HISTORY OF JAPANESE FLAG
Japan’s earliest recorded flag date back to the 16th century. At that time there was no official national flag and most of these flags were used during battles to identify soldiers. The Hinomaru flag was used on Japanese ships during the mid-19th century. It was later designated as the Japan’s national flag in 1870 and it remained the official flag for about 15 years. The laws were abolished in 1885 which no longer designated the Hinomaru as the national flag. It remained the de facto flag as no other laws were put in place to replace it. In the 20th century, the Hinomaru was being used again for celebration in parades and following war victories. After World War II, permission was requested in order to fly the flag so, these restrictions were finally lifted in 1947 allowing the flag to be flown on official government property. In 1948, flags were permitted to be used during national holidays and the following year all the regulations were relaxed. The Japanese flag was made official in 1999 after many years of moral debates about the usage of the flag.
JAPAN’S FLAG MEANING
The Japanese flag has a very simple and elegant design with lots of meaning behind it. The flag’s design defines the country’s other name i.e., Land of the Rising Sun. Officially the basic design is called Nisshoki which translates to “sun-mark flag”. Japanese people often call the flag Hi no maru, or “circle of the sun”. When looking at the flag’s design, it is very easy to understand that it represents the sun. The flag features a white field and a large red disc is centered on the white field, representing the sun. This is very important and meaningful because of the sun’s role in mythology and religion of the Japanese people.
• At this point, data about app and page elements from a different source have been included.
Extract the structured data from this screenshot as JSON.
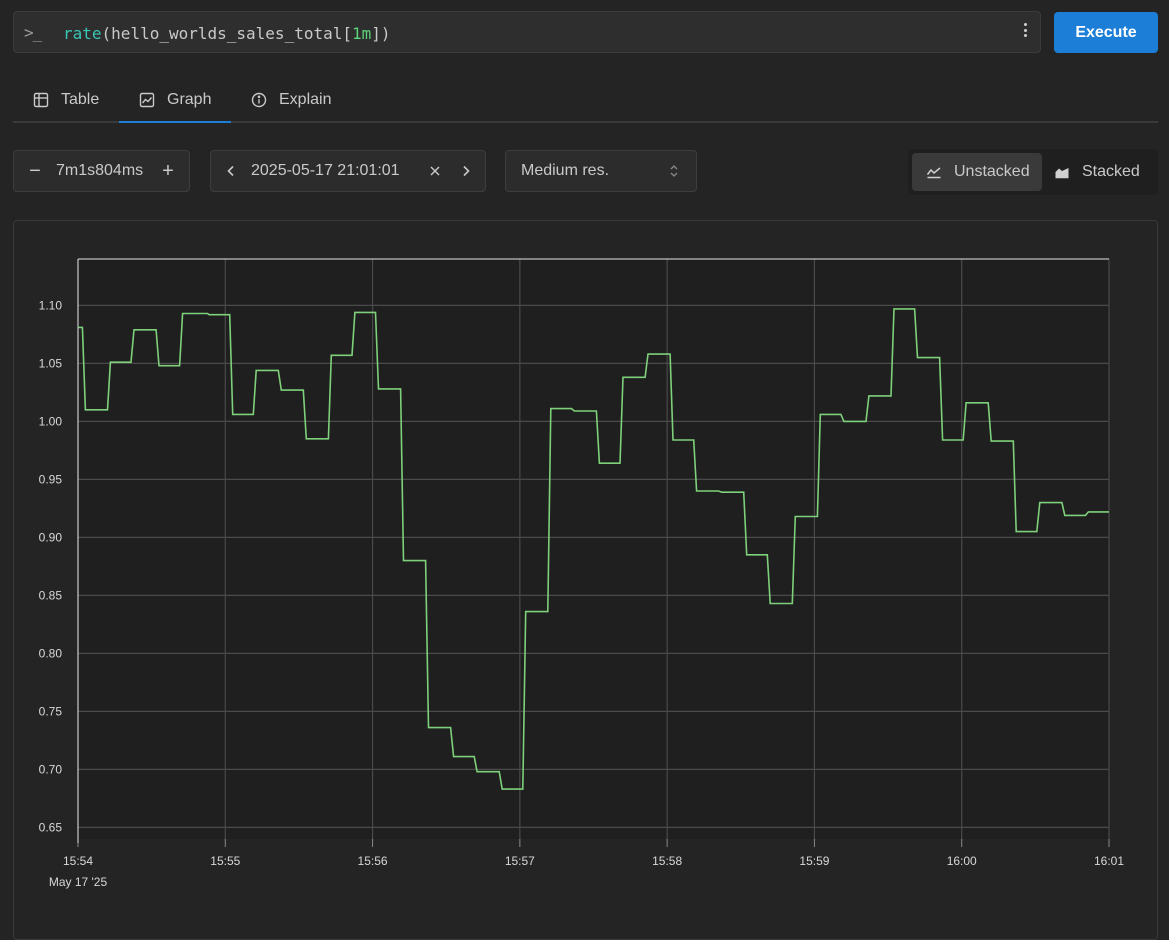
{
  "query": {
    "prompt": ">_",
    "fn": "rate",
    "open": "(",
    "metric": "hello_worlds_sales_total",
    "range_open": "[",
    "range": "1m",
    "close": "])",
    "more_icon": "dots-vertical-icon"
  },
  "execute_label": "Execute",
  "tabs": [
    {
      "label": "Table",
      "icon": "table-icon",
      "active": false
    },
    {
      "label": "Graph",
      "icon": "chart-area-icon",
      "active": true
    },
    {
      "label": "Explain",
      "icon": "info-circle-icon",
      "active": false
    }
  ],
  "controls": {
    "range_value": "7m1s804ms",
    "range_minus": "−",
    "range_plus": "+",
    "end_time": "2025-05-17 21:01:01",
    "resolution": "Medium res.",
    "unstacked_label": "Unstacked",
    "stacked_label": "Stacked"
  },
  "colors": {
    "accent": "#1c7ed6",
    "series": "#7ed07a",
    "background": "#242424"
  },
  "chart_data": {
    "type": "line",
    "x_ticks": [
      "15:54",
      "15:55",
      "15:56",
      "15:57",
      "15:58",
      "15:59",
      "16:00",
      "16:01"
    ],
    "x_date_label": "May 17 '25",
    "xlim_minutes": [
      0,
      7
    ],
    "ylim": [
      0.64,
      1.14
    ],
    "y_ticks": [
      "0.65",
      "0.70",
      "0.75",
      "0.80",
      "0.85",
      "0.90",
      "0.95",
      "1.00",
      "1.05",
      "1.10"
    ],
    "grid": true,
    "series": [
      {
        "step": true,
        "points": [
          [
            0.0,
            1.081
          ],
          [
            0.03,
            1.081
          ],
          [
            0.05,
            1.01
          ],
          [
            0.2,
            1.01
          ],
          [
            0.22,
            1.051
          ],
          [
            0.36,
            1.051
          ],
          [
            0.38,
            1.079
          ],
          [
            0.53,
            1.079
          ],
          [
            0.55,
            1.048
          ],
          [
            0.69,
            1.048
          ],
          [
            0.71,
            1.093
          ],
          [
            0.88,
            1.093
          ],
          [
            0.89,
            1.092
          ],
          [
            1.03,
            1.092
          ],
          [
            1.05,
            1.006
          ],
          [
            1.19,
            1.006
          ],
          [
            1.21,
            1.044
          ],
          [
            1.36,
            1.044
          ],
          [
            1.38,
            1.027
          ],
          [
            1.53,
            1.027
          ],
          [
            1.55,
            0.985
          ],
          [
            1.7,
            0.985
          ],
          [
            1.72,
            1.057
          ],
          [
            1.86,
            1.057
          ],
          [
            1.88,
            1.094
          ],
          [
            2.02,
            1.094
          ],
          [
            2.04,
            1.028
          ],
          [
            2.19,
            1.028
          ],
          [
            2.21,
            0.88
          ],
          [
            2.36,
            0.88
          ],
          [
            2.38,
            0.736
          ],
          [
            2.53,
            0.736
          ],
          [
            2.55,
            0.711
          ],
          [
            2.69,
            0.711
          ],
          [
            2.71,
            0.698
          ],
          [
            2.86,
            0.698
          ],
          [
            2.88,
            0.683
          ],
          [
            3.02,
            0.683
          ],
          [
            3.04,
            0.836
          ],
          [
            3.19,
            0.836
          ],
          [
            3.21,
            1.011
          ],
          [
            3.35,
            1.011
          ],
          [
            3.37,
            1.009
          ],
          [
            3.52,
            1.009
          ],
          [
            3.54,
            0.964
          ],
          [
            3.68,
            0.964
          ],
          [
            3.7,
            1.038
          ],
          [
            3.85,
            1.038
          ],
          [
            3.87,
            1.058
          ],
          [
            4.02,
            1.058
          ],
          [
            4.04,
            0.984
          ],
          [
            4.18,
            0.984
          ],
          [
            4.2,
            0.94
          ],
          [
            4.35,
            0.94
          ],
          [
            4.37,
            0.939
          ],
          [
            4.52,
            0.939
          ],
          [
            4.54,
            0.885
          ],
          [
            4.68,
            0.885
          ],
          [
            4.7,
            0.843
          ],
          [
            4.85,
            0.843
          ],
          [
            4.87,
            0.918
          ],
          [
            5.02,
            0.918
          ],
          [
            5.04,
            1.006
          ],
          [
            5.18,
            1.006
          ],
          [
            5.2,
            1.0
          ],
          [
            5.35,
            1.0
          ],
          [
            5.37,
            1.022
          ],
          [
            5.52,
            1.022
          ],
          [
            5.54,
            1.097
          ],
          [
            5.68,
            1.097
          ],
          [
            5.7,
            1.055
          ],
          [
            5.85,
            1.055
          ],
          [
            5.87,
            0.984
          ],
          [
            6.01,
            0.984
          ],
          [
            6.03,
            1.016
          ],
          [
            6.18,
            1.016
          ],
          [
            6.2,
            0.983
          ],
          [
            6.35,
            0.983
          ],
          [
            6.37,
            0.905
          ],
          [
            6.51,
            0.905
          ],
          [
            6.53,
            0.93
          ],
          [
            6.68,
            0.93
          ],
          [
            6.7,
            0.919
          ],
          [
            6.84,
            0.919
          ],
          [
            6.86,
            0.922
          ],
          [
            7.0,
            0.922
          ]
        ]
      }
    ]
  }
}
JAPAN’S MAP AND GEOGRAPHY
Japan is an island country lying off the east coast of Asia. It consists of a long string of islands in northeast-southwest arc that continues for approximately 1,500 miles (2,400 km) through the western North Pacific Ocean. Mostly the entire land area is taken up by the country’s four main islands : Hokkaidō, Honshū), Shikoku and Kyūshū (from north to south). Honshu is the largest of the four in size followed by Hokkaido, Kyushu, and Shikoku. Also, there are many smaller islands, the important groups of which are the Izu, Bonin (Ogasawara), and Volcano (Kazan) island to the south and east of central Honshu and the Ryuku (Nansei) Islands (including the island of Okinawa) to the south and west of Kyushu. The national capital of Japan, Tōkyō, in east-central Honshu, is one of the world’s most populated city.
CAPITAL OF JAPAN : TOKYO
Tokyo formerly (until 1868) called Edo, city and national capital of Japan. It is situated at the head of Tokyo Bay on the Pacific coast of central Honshu region. It is the focus center of the vast metropolitan area often called Greater Tokyo, the biggest urban and industrial agglomeration in Japan.
The city is loacted on low, alluvial plains and adjacent upland hills. The climate is often mild in winter and hot and humid in the summer. The metropolitan area is the biggest industrial, commercial, and financial hub in Japan. Numerous domestic and international financial institutions and other businesses headquarters are there in central Tokyo. The city is a great wholesale center where goods from all parts of the country and the world are supplied and distributed. Tokyo is Japan’s major cultural region. Displays depicting the astonishing art and history of Japan and Asia are portrayed at the Tokyo National Museum in Ueno Park. Ueno Park is also a science museum, a zoological garden, and two great art museums. Tokyo is an important transportation hub for Japan, as well as a chief international traffic center. It is served by a dense and punctual network of electric railways, bus lines, subways, and highways. Tokyo station is the central railroad terminal for all of Japan regions, including the high speed Shinkansen bullet trains from western Japan.